- [EXCERPTED RECORDS]:
((

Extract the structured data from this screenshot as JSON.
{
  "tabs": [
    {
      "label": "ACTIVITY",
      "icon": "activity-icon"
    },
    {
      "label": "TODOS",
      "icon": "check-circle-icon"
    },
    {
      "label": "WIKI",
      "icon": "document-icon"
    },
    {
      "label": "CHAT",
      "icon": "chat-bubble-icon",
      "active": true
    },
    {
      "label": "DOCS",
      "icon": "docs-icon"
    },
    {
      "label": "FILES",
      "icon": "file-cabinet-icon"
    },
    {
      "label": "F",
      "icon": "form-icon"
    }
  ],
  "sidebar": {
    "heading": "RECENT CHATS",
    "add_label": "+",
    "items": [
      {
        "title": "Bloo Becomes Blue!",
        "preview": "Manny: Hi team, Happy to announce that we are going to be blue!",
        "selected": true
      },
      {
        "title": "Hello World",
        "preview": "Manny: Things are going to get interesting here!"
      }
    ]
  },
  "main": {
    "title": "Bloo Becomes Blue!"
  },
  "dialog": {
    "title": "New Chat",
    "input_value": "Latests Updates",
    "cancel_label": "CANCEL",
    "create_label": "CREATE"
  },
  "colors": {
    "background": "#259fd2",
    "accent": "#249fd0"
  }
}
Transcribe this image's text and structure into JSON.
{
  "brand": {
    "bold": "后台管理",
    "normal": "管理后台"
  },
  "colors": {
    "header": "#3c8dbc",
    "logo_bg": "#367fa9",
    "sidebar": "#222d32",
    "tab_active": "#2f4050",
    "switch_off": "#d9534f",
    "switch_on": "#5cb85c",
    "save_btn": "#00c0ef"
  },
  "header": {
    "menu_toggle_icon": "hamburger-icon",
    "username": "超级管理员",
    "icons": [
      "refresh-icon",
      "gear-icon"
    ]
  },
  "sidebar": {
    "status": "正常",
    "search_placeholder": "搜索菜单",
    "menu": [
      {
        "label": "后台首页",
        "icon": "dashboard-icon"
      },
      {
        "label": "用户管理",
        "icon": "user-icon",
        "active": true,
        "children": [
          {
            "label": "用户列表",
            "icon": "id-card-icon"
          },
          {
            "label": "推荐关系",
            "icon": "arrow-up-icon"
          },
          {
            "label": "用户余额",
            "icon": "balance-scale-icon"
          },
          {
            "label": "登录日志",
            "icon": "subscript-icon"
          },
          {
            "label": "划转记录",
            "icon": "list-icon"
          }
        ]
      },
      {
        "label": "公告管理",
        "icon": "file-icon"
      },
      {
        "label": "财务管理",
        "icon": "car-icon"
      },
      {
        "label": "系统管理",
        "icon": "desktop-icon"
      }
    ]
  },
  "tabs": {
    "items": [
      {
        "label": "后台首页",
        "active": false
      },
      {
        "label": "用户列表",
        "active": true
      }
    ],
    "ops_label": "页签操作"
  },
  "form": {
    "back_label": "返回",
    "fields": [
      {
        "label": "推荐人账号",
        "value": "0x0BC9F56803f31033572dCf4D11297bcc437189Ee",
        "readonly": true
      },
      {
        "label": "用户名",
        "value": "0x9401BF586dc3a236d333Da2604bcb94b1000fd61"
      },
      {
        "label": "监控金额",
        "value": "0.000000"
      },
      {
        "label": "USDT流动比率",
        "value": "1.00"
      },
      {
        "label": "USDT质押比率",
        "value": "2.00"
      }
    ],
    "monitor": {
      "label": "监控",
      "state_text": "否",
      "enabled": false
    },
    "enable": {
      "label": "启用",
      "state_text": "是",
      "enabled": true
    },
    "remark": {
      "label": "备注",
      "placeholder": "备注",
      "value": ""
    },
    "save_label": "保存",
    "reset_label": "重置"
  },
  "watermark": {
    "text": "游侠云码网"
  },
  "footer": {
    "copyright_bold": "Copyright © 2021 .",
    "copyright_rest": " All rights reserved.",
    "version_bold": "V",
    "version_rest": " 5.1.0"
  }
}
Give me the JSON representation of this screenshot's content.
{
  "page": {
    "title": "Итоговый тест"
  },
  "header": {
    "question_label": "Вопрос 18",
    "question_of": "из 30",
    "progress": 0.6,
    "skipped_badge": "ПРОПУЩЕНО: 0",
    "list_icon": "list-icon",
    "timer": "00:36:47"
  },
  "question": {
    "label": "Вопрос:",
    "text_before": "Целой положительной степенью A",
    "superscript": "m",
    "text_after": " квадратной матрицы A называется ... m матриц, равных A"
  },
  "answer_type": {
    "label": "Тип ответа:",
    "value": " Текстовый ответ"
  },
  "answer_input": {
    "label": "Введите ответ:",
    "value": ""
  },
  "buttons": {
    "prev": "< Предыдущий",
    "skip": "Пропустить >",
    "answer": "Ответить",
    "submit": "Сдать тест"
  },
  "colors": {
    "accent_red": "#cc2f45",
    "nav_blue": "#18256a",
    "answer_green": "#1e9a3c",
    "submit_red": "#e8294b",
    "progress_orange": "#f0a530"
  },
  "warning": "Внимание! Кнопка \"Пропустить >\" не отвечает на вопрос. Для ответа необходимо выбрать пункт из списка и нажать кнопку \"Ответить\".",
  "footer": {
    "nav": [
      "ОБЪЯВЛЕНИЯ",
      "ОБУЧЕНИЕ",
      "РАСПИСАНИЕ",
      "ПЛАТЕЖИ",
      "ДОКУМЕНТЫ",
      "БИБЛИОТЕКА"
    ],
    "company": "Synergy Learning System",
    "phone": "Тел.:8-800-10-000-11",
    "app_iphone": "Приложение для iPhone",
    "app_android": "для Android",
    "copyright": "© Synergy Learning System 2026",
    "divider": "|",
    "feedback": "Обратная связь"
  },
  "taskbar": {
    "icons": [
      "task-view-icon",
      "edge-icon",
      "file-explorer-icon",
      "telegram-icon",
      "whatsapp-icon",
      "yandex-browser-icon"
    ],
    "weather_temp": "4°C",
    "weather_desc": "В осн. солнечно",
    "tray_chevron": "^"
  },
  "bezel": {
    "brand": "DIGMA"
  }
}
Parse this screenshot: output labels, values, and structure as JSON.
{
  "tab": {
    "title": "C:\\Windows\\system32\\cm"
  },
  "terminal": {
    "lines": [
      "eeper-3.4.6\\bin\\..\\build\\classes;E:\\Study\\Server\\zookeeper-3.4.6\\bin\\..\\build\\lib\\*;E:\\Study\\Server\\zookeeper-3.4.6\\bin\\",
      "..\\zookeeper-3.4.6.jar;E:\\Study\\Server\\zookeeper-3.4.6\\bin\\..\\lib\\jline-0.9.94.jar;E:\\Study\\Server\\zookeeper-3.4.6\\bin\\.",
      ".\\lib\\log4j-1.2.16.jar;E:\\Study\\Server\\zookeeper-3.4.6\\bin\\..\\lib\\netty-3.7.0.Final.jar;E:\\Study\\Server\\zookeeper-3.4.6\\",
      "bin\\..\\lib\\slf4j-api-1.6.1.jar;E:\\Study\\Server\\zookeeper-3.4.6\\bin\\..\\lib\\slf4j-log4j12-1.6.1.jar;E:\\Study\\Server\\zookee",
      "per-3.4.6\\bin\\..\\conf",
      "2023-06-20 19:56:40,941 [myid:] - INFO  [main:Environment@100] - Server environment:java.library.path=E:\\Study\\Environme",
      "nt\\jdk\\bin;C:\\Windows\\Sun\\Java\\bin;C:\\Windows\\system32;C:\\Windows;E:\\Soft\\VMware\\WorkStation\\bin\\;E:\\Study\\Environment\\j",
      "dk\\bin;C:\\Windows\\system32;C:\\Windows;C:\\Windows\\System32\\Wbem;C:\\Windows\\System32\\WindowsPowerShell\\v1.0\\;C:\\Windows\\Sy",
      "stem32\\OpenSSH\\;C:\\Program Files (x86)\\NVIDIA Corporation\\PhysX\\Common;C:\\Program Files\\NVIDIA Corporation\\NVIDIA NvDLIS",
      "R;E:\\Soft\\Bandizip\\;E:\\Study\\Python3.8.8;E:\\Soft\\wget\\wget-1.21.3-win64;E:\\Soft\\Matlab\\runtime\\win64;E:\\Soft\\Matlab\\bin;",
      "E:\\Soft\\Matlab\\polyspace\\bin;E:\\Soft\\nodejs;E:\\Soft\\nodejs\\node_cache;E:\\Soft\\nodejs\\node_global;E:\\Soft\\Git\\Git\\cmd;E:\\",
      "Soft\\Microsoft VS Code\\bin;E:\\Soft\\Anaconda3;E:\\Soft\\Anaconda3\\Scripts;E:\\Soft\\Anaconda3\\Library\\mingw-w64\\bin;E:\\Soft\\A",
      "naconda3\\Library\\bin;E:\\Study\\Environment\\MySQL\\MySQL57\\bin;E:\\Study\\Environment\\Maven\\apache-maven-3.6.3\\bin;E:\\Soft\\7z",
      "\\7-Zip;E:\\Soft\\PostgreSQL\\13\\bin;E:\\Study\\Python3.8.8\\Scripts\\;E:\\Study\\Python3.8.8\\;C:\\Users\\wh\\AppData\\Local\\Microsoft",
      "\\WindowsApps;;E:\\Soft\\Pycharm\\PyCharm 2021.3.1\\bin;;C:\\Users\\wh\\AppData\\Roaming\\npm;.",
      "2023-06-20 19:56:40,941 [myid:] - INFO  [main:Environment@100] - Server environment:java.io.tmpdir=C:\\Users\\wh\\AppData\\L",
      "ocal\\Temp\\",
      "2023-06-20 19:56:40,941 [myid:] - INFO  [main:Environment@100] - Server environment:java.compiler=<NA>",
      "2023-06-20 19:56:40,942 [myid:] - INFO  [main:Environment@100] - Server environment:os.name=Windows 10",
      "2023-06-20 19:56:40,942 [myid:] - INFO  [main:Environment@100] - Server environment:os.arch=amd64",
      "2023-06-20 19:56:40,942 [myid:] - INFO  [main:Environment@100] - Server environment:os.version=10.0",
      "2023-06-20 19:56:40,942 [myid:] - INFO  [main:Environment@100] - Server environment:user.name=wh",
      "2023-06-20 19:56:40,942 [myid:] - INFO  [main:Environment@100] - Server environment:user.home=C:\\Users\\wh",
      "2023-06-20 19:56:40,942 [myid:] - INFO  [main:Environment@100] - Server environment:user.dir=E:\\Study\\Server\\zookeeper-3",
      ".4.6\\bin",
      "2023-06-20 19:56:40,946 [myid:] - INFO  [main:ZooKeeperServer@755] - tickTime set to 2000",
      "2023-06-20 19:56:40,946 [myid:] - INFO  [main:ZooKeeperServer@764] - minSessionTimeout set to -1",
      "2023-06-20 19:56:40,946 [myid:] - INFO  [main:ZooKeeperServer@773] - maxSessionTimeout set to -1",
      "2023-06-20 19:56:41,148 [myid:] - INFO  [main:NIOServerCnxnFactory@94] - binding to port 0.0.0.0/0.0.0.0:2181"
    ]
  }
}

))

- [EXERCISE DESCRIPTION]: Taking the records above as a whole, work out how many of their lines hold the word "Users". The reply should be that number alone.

- [SOLUTION TO THIS TASK]: 4